I became well practiced at hiding the fact it was giving me social anxiety. I dreaded being around people, especially when I ‘had to be happy’. Christmas celebrations, birthdays and hen dos for example were the hardest.
Enough was enough, I had to admit defeat and crawl back to my GP…
Referred to my current consultant who turns out to be an Endometriosis specialist. An actual specialist in Basingstoke! After our initial consult, I cried tears of happiness. I finally felt like someone *wanted* to help me and truly could. I shared my doubts about more surgery, citing my withering fertility as my reasoning.

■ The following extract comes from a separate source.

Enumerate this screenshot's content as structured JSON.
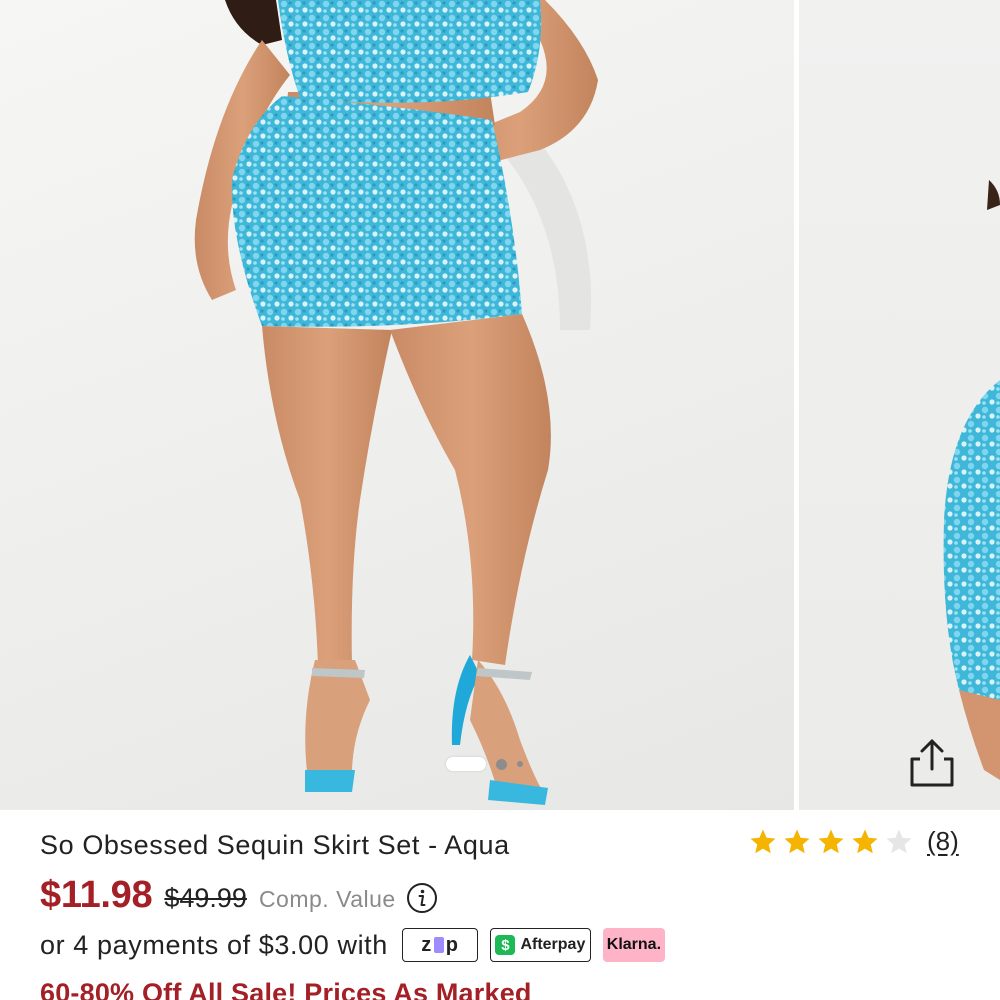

You know what he did? He laughed.
“This is the difference between general gynecologists and those that are specialists in the field.” he said.
After an in depth discussion about anatomy, it totally made sense. Completely and utterly. What I’d been previously told was so wrong. He also told me things about my previous surgeries that hadn’t been explained or even told to me before having looked at my old surgery photos.
This man restored my faith, I trusted him and he understood my position. He even told me what kind of pain I was in without me saying a word! He also promised me that he would perform my surgery and not a member of his team, which is a pretty common occurrence!
Operation time! First surgery of the day (first time for everything ?), but not before a chat with my surgeon.
“So Franki, any questions about today?”
“Yes; will you be doing my surgery or someone else?”
He put down his notes, pen and looked me square in the eye.
“Of course I am. I promised you no-one but me would”
So off went a happy Franki to the operating theatre.
He came to see me again once I had woken up, had had a peppermint tea, custard cream and felt almost alive..!
He explained not only had I had endo in all the ‘normal’ places, but it was in fact on my bladder and bowel as he had expected from our initial chat (it hurt to pee and even my back pain was attributed to the endo on my bowel) and he had removed it all.
Unlike previous surgeries which lasered it away, he extracted the offending cells to discourage regrowth; kinda like shaving vs. waxing!
As expected, I was feeling pretty battered and bruised for around a week afterwards, had a few issues with my stitches and only stopped walking with a limp after about 8/9 days, but I feel SO MUCH BETTER already.
I’m in a good place and feeling optimistic for the next few months. I’m going to do my best to avoid the triggers too; wheat, dairy and alcohol are the biggest issues as they cause an inflammatory response to hormones so the intake of those will be drastically reduced. So we will see how that helps.
I was signed off for two weeks, which has been a first! But you know what? I needed it. I’ve had time to recover, let my body settle and heal. I feel well and truly rested and ready to return to the office tomorrow.
Although I may have worked the last 4 days of my signed off period from home…a girl gets bored yanno!
I hope that sharing my journey can shed a bit of light for those that don’t know much about endo and its impact on a women’s life.
There is SO much more I could have told you about, but I didn’t want you to get too bored!
Anyway, I hope this served a purpose ?